  1. Australia: The Lord Mayor’s Charitable Foundation from Australia has always worked on reducing homelessness and providing just economic opportunities for the people of Melbourne. When they realised that the effects of climate change like heatwaves, droughts, floods, and food shortages would directly affect their community, they started creating programmes that would tackle climate AND provide better conditions for lower-income families. For example, they started focusing on housing projects with high energy efficiency. Houses that are more energy efficient produce less GHG emissions, which is good for the planet, and they offer better living conditions, especially in winters and summers, which is good for people. Current low-income housing doesn’t have many energy efficiency criteria.
  1. Brazil: The Alana Institute promotes children’s rights to development and fosters new forms of well-being. They initially worked on community service projects for children and after creating a programme on the impacts of consumerism on childhood, they started seeing the link between children’s rights and climate change. They realised that while youth movements are already a key stakeholder in the global climate debate, children are rarely included in these debates. Furthermore, children’s rights to have contact with an ecologically balanced environment, as established by the Brazilian Federal Constitution, are not being met if climate change continues to destroy nature.  Alana was one of the several non-profit organisations and political parties that filed various lawsuits against the Brazilian government due to its anti-climate agenda. Alana’s policy briefs about children’s right to nature were used to inform the Court’s decision.
  2. The Netherlands: The European Cultural Foundation was set up in 1954 to develop and support cultural initiatives throughout Europe to strengthen a European sentiment. As a foundation whose mission focuses on culture and education, the European Cultural Foundation did not work specifically on climate until 2021. Over the last years, they have worked to minimise their internal practices such as their operational footprint. The European Cultural Foundation has also included a climate lens into their cultural programmes, like the Europe Challenge, and are a partner in EU-funded projects including CRaFt, a project to enable cities to become climate-neutral, beautiful and inclusive, and the New European Bauhaus.

WINGS is a global network of 197 organisations across 58 countries that works to grow, strengthen and transform philanthropy to ensure that it reaches its fullest potential as a catalyst for social progress.

Philea nurtures a diverse and inclusive ecosystem of foundations, philanthropic organisations and networks in over 30 countries that work for the common good. It unites over 10,000 public-benefit foundations that seek to improve life for people and communities in Europe and around the world. Philea’s purpose is to harness philanthropy’s immense multidimensional potential, including in the field of climate.

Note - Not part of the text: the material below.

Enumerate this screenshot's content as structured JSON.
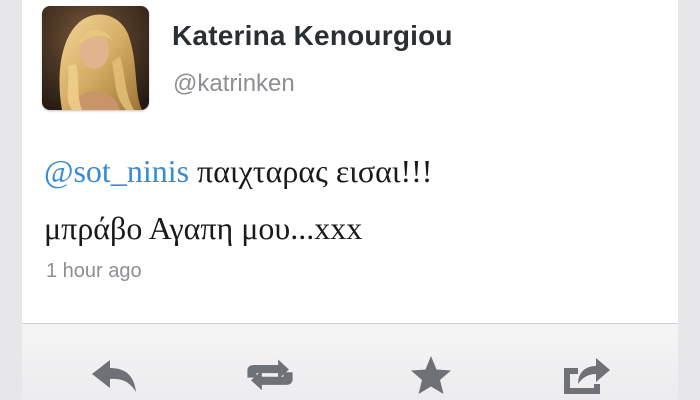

  • For more information or to arrange interviews with signatories or the WINGS Executive Director or Philanthropy for Climate Coordinator (who is at COP27) please contact:

Zubair Sayed, Director of Communication at WINGS at zsayed@wingsweb.org

Issued by WINGS and Philea

Contact

Angela Pauly
Head of Communications
angela.pauly@philea.eu